It's always good to see the plight of the Taiwan white dolphins receiving coverage in the media. Yesterday, the Taipei Times ran an article titled Taiwanese white dolphins face extinction: activists. While the article does give a brief picture of the plight of the dolphins, it unfortunately contains several errors. Regrettably, these errors seem to be made time and time again despite previous letters of correction for similar articles to the newspaper.
What follows are corrections and some comment on the Taipei Times article. The title of the article, Taiwanese white dolphins face extinction: activists is indeed correct but it should be noted that it's not just "activists" that are saying that the dolphins face extinction.
The threat of extinction to the dolphins is based on published peer reviewed scientific studies and reports. Examples of such publications are the 2004 and 2007 international workshop reports. A list of links to several published papers can be viewed here.
In the article the dolphins are referred to as Taiwan white dolphins. This is indeed one of the common English names given to the dolphins and is also a direct translation of the Hanji [Mandarin] common name. However, these dolphins are more commonly called Taiwan pink dolphins here. The article goes on to say that the dolphins are "known as Indo-Pacific humpback dolphins, a species listed by the International Union for Conservation of Nature [IUCN] as 'critically endangered' in 2008; now stands at only between 60 and 90 off the west coast." This sentence is incorrect. The Taiwan white [pink] dolphins are a unique Taiwan population of Indo-Pacific humpback dolphin. Indo-Pacific humpback dolphin (Sousa chinensis) are a species of dolphin the inhabit coastal waters from the southeast African coast through the Indian and Pacific oceans to southeast China and Taiwan and down to Australia. The species of Indo-Pacific humpback dolphin is not listed as critically endangered by the IUCN but rather as near threatened. Only the unique Eastern Taiwan Strait population commonly called the Taiwan pink dolphins is listed as critically endangered.
The article quotes Gan Chen-yi (¥Ì®f©y), secretary of the Matsu's Fish Conservation Union as saying "the Taiwanese white dolphin might become extinct within 10 years if industrial development near the estuary of the Jhuoshuei River is not halted." This looks to be almost certainly a case of something being lost in translation. The use of the word "might" undermines the seriousness of the situation. The IUCN has seen fit place these dolphins on the critically endangered list; just one step away from extinction. These dolphins will certainly become functionally extinct within the next decade unless aggressive measures are taken to save them.
The article is also misleading in claiming that it was previously believed that there were "approximately 200 of the mammals about 3km to 5km off the west coast between Miaoli and Tainan counties between 2004 and 2006" and that the "number had fallen to no more than 100 by 2007, indicating that various industrial and harbor development projects along the western coastline have seriously polluted the dolphin's natural habitat."

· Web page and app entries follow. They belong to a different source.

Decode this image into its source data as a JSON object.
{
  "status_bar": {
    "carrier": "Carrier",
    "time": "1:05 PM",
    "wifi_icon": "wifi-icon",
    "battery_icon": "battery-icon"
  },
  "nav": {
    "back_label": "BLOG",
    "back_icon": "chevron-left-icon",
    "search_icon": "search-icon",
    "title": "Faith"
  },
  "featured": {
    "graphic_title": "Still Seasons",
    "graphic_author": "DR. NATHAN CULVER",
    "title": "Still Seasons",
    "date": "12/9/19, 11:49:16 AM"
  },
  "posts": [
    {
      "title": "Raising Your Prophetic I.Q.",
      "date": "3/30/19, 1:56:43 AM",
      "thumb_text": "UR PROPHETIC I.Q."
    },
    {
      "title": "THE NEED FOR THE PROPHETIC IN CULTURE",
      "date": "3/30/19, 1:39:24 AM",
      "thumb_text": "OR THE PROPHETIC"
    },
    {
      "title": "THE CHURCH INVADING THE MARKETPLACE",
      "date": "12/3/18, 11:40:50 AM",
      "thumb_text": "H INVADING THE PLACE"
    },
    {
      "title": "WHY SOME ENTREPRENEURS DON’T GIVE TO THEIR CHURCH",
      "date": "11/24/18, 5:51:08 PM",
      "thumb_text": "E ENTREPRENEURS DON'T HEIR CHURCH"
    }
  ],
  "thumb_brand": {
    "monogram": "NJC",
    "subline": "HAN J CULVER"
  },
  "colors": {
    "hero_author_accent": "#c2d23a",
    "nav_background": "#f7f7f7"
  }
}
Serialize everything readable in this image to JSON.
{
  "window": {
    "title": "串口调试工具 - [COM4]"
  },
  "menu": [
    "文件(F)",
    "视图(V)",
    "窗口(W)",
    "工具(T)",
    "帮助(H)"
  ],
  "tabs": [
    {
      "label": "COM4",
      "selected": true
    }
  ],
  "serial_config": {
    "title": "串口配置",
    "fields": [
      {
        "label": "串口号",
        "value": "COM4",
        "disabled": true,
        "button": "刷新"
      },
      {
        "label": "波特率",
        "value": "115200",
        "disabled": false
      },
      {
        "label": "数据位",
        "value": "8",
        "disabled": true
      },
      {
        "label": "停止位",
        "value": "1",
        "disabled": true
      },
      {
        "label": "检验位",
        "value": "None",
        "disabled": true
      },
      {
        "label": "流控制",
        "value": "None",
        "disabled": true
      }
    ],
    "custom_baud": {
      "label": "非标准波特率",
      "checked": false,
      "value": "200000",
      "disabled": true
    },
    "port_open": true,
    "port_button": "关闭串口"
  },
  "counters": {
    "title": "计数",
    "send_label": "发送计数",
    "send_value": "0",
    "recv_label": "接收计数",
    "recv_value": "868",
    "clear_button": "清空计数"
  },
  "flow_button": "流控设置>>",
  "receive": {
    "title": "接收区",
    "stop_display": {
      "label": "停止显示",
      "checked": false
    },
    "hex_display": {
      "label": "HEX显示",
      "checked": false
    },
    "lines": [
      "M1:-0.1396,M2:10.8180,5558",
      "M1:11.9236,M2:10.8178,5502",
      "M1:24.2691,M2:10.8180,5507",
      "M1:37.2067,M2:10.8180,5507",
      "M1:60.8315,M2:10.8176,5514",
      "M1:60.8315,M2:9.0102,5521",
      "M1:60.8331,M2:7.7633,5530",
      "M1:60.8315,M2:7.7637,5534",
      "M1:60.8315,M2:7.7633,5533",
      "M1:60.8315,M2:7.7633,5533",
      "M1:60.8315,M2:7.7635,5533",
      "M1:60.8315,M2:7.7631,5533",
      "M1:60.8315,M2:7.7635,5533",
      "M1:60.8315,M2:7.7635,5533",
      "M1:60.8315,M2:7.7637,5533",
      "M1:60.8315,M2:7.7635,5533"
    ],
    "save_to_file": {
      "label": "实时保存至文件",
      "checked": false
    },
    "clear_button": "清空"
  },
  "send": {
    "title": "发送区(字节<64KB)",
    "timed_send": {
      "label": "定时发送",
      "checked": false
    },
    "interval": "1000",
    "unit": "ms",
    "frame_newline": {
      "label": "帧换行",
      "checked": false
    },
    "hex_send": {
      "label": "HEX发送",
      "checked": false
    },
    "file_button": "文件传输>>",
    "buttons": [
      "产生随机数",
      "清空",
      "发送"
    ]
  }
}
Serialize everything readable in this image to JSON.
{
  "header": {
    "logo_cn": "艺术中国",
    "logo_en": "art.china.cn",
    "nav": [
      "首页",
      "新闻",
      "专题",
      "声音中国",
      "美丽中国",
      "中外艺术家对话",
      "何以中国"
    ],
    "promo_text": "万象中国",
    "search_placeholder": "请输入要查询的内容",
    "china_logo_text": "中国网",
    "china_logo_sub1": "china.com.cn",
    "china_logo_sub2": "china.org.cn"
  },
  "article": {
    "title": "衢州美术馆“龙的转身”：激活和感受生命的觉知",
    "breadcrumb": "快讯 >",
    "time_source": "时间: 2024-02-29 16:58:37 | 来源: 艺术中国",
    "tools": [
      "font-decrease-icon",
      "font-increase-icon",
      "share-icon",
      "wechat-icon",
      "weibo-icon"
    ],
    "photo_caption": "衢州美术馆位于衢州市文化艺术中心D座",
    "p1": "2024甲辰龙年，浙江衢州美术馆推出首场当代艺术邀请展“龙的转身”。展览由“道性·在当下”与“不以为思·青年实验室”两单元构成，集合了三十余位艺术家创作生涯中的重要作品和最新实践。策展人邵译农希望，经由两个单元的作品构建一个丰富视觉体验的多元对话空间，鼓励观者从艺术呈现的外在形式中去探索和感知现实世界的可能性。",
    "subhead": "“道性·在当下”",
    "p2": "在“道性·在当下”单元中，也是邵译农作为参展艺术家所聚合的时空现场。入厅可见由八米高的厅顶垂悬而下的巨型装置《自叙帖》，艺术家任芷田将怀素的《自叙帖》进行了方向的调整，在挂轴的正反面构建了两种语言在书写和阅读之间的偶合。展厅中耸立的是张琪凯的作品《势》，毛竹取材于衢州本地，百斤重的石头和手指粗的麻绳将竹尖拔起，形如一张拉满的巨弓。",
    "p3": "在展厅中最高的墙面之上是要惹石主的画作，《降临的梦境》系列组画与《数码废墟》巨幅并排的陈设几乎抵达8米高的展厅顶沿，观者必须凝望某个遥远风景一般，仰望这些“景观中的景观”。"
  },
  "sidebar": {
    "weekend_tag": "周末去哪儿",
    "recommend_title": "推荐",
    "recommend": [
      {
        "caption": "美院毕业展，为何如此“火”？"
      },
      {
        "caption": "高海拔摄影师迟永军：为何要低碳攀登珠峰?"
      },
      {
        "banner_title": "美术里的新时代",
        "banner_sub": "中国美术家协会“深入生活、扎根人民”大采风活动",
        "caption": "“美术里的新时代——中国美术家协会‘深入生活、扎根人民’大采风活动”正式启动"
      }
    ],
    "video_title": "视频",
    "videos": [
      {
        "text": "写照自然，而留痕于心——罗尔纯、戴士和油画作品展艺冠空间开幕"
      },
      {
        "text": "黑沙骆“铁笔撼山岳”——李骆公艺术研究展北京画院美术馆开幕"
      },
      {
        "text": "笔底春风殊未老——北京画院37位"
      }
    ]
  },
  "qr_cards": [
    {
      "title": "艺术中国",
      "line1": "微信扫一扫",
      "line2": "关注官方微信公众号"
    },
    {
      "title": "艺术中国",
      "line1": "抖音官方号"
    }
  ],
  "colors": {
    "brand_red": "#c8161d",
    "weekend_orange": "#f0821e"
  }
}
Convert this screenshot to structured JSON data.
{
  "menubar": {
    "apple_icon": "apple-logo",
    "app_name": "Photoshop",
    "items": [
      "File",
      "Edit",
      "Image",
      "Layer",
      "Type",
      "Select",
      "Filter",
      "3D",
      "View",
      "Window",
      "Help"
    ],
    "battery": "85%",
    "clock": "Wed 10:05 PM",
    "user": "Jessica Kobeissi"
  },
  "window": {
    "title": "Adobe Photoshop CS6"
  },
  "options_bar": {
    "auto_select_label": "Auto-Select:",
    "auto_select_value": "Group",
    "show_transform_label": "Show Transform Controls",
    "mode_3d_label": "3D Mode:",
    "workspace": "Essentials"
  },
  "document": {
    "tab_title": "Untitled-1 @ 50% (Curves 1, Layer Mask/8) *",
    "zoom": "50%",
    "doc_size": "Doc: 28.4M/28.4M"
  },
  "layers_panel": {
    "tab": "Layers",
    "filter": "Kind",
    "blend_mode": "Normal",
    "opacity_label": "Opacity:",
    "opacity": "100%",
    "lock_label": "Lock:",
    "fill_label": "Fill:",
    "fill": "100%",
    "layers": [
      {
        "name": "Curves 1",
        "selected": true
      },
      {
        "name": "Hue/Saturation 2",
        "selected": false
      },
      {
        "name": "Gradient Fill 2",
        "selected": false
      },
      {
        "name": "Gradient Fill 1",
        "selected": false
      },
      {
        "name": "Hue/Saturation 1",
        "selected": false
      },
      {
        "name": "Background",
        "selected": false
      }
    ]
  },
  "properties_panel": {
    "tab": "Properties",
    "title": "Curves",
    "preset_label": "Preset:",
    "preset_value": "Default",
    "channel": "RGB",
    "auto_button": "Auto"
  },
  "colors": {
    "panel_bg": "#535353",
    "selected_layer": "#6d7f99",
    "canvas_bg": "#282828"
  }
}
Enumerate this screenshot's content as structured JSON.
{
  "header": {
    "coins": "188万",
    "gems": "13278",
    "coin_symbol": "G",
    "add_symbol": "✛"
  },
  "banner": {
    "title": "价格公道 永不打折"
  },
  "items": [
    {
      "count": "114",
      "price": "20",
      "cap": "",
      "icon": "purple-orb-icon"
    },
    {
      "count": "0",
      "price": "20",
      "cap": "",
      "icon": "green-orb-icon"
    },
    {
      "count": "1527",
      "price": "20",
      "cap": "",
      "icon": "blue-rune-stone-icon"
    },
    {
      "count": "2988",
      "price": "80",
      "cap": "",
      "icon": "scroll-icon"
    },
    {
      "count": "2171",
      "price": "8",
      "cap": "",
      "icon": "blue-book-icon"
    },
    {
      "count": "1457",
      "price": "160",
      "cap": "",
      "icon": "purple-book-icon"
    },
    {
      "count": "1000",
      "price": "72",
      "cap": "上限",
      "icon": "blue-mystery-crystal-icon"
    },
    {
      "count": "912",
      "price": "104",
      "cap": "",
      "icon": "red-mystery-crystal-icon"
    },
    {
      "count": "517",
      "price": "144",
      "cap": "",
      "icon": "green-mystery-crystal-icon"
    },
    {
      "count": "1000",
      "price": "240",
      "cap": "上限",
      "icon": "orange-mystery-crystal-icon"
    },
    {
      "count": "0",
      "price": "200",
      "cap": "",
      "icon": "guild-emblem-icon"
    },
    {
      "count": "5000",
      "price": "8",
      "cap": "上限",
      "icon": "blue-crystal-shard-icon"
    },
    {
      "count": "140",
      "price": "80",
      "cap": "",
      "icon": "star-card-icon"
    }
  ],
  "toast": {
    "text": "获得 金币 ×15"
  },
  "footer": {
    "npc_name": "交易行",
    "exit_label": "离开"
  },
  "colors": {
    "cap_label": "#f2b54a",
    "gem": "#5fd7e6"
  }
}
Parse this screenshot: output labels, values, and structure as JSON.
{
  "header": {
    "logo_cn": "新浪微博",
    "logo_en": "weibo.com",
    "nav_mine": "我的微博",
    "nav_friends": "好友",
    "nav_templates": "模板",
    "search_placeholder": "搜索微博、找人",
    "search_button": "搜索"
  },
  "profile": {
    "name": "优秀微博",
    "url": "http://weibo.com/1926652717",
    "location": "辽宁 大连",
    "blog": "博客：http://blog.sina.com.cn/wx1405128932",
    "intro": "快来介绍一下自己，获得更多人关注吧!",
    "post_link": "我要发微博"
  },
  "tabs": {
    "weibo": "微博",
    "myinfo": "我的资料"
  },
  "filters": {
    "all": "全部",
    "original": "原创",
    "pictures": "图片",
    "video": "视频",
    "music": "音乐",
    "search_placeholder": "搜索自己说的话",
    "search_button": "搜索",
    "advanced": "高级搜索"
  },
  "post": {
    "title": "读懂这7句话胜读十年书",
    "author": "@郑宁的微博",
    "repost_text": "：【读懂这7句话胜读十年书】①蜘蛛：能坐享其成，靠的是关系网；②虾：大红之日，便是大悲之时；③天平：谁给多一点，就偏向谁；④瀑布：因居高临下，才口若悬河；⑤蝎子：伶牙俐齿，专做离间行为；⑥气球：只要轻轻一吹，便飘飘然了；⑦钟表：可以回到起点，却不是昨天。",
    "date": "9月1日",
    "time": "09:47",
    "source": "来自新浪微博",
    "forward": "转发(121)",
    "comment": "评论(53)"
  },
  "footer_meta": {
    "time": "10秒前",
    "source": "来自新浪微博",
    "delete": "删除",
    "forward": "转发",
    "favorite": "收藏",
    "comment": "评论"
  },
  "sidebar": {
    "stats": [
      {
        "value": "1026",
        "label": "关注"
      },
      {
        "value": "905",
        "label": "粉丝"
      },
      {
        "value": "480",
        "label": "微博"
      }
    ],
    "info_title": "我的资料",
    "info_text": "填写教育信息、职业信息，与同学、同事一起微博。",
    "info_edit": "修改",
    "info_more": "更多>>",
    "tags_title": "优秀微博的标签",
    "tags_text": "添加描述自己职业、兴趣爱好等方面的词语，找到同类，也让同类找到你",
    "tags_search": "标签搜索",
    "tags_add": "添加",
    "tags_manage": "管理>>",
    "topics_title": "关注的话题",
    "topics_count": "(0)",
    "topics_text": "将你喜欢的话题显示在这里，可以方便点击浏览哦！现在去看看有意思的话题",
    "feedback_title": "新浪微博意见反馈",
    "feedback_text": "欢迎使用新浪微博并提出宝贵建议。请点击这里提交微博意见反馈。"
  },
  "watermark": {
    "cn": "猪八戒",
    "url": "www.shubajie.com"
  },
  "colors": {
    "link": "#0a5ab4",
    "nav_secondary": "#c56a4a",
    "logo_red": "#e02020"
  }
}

The unique population of Taiwan pink dolphin was only discovered in 2002. Researchers began studying them and based on the limited data available from the initial research done, best estimates were that the population could total a maximum of 200 individuals. However, as more data was collected estimates could be refined and it became clear that the population totals less than a hundred individuals at best and in all likelihood is around 70 individuals. The estimate range is between 60-90 animals. A number of clear threats to the dolphins were identified and the results of these threats to date are almost certainly why the population is in such trouble. The major threats to the dolphins are:
- by-catch in fishing gear;
- reclamation of estuarine and coastal regions for industrial purposes;
- diversion and extraction of freshwater from major river systems of western Taiwan;
- release of industrial, agricultural and municipal effluent into rivers and coastal waters;
- noise and disturbance associated with construction, shipping and military activities.
It should be noted that the information given on the life cycle of the dolphins is largely based on general research of the species and may not necessarily fit the unique population of Taiwan pink dolphins. From observations of a known female member of the Taiwan population, her reproduction rate showed a five year period between calves. Data appears to indicate that reproduction amongst the Taiwan pink dolphins is extremely slow and limited. A sure indication that this population is unable to sustain itself and is firmly on the path to extinction unless aggressive measures are taken to allow the population to try and recover.